**WORK TO COMPLETE:** Lines containing the word "Descrição" are the ones to copy from the records below.

**EXCERPTED RECORDS:**
Start of Block
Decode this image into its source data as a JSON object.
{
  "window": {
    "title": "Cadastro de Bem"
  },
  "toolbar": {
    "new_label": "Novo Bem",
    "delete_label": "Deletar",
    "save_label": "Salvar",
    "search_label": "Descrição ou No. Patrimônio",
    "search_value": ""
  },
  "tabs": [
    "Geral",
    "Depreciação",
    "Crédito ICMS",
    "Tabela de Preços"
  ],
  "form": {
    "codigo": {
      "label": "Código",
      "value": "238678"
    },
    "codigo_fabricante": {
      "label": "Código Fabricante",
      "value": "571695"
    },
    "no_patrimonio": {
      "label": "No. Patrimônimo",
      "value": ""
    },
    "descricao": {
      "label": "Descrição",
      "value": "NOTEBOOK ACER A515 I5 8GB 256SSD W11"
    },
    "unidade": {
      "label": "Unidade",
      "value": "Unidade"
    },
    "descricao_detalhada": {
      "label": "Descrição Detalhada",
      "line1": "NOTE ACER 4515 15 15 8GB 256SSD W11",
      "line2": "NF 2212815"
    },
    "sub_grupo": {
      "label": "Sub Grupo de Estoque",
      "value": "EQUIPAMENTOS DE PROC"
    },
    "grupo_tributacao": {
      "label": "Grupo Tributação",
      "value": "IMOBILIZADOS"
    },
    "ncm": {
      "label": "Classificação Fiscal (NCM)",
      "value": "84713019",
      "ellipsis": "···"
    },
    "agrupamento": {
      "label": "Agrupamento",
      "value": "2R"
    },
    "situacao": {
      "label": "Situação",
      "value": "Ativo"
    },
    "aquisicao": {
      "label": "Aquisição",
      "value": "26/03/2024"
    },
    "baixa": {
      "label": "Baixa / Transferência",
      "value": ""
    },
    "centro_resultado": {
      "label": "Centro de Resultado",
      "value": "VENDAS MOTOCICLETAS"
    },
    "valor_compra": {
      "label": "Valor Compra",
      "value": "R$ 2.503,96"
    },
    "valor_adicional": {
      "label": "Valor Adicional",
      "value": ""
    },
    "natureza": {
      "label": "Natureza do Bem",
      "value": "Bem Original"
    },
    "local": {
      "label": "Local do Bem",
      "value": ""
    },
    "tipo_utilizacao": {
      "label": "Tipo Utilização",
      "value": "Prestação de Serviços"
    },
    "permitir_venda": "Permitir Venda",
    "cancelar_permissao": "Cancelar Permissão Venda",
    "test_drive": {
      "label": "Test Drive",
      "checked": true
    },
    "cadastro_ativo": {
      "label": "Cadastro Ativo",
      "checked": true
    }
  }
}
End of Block
**COMPLETED EXERCISE:**
    "search_label": "Descrição ou No. Patrimônio",
      "label": "Descrição",
      "label": "Descrição Detalhada",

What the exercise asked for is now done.